In an exceptional New York Times op-ed entitled "How Facebook Warps Our Worlds," Frank Bruni writes:
"We construct precisely contoured echo chambers of affirmation that turn conviction into zeal, passion into fury, disagreements with the other side into the demonization of it. Then we marvel at the Twitter mobs that swarm in defense of Sanders or the surreal success of Donald Trump’s candidacy, whose historical tagline may well be 'All I know is what’s on the Internet.'"
First, my philosophy regarding Facebook: Just say no! Sure, I use it to identify myself on rare occasions for purposes of writing comments on the Internet, but beyond that? I have no Facebook friends, and I haven't had a visitor in months (years?).
Back now to Bruni. Odd that he uses the words "echo chambers of affirmation" in the paragraph quoted above without mentioning Ben Rhodes, Obama's Deputy National Security Advisor for Strategic Communications. Earlier this month, in a New York Times Magazine article entitled "The Aspiring Novelist Who Became Obama’s Foreign-Policy Guru," David Samuels wrote (my emphasis in red):
"In this environment, Rhodes has become adept at ventriloquizing many people at once. Ned Price, Rhodes’s assistant, gave me a primer on how it’s done. The easiest way for the White House to shape the news, he explained, is from the briefing podiums, each of which has its own dedicated press corps. 'But then there are sort of these force multipliers,' he said, adding, 'We have our compadres, I will reach out to a couple people, and you know I wouldn’t want to name them — '
. . . .
As Malley and representatives of the State Department, including Wendy Sherman and Secretary of State John Kerry, engaged in formal negotiations with the Iranians, to ratify details of a framework that had already been agreed upon, Rhodes’s war room did its work on Capitol Hill and with reporters. In the spring of last year, legions of arms-control experts began popping up at think tanks and on social media, and then became key sources for hundreds of often-clueless reporters. 'We created an echo chamber,' he admitted, when I asked him to explain the onslaught of freshly minted experts cheerleading for the deal. 'They were saying things that validated what we had given them to say.'"
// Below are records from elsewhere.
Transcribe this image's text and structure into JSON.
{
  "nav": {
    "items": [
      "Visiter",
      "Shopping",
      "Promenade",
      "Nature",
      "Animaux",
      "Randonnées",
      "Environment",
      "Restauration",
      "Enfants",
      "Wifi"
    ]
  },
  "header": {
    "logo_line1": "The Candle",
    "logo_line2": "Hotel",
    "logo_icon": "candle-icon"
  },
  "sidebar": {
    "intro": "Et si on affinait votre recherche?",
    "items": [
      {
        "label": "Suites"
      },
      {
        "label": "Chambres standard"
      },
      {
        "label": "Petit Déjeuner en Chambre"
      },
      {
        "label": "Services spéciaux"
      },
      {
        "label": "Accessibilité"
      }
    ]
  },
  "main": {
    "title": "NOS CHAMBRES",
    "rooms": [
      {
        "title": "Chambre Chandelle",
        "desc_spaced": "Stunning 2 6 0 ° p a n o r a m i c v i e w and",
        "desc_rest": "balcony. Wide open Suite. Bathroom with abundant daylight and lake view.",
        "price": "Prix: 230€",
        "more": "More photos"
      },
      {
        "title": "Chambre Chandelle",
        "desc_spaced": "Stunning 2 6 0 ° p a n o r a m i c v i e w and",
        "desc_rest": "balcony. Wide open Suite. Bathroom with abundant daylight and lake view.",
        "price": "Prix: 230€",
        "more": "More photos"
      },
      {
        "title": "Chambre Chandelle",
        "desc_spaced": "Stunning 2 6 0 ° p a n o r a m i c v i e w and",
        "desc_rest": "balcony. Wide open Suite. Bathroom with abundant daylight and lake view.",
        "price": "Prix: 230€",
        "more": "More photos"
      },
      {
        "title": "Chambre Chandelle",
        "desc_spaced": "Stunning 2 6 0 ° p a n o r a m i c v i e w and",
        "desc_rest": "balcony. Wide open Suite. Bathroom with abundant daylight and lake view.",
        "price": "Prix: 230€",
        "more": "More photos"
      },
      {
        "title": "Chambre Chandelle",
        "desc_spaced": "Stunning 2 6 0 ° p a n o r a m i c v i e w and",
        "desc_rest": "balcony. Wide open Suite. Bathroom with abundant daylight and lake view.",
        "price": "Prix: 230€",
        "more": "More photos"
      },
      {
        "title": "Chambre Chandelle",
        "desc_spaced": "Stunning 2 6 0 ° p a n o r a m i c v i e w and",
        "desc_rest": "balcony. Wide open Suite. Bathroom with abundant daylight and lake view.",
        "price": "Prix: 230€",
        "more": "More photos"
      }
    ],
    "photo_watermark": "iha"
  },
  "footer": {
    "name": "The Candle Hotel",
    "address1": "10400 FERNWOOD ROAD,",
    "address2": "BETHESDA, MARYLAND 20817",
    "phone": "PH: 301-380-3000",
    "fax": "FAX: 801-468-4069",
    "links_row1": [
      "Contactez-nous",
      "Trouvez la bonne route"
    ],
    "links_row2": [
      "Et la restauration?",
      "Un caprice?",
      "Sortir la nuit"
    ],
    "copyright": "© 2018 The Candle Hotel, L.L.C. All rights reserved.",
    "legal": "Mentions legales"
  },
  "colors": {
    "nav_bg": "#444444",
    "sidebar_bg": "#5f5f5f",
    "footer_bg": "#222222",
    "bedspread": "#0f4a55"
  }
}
Did you read George Orwell's "1984"?:
"But if thought corrupts language, language can also corrupt thought."
Orwell was off the mark by some 30 years.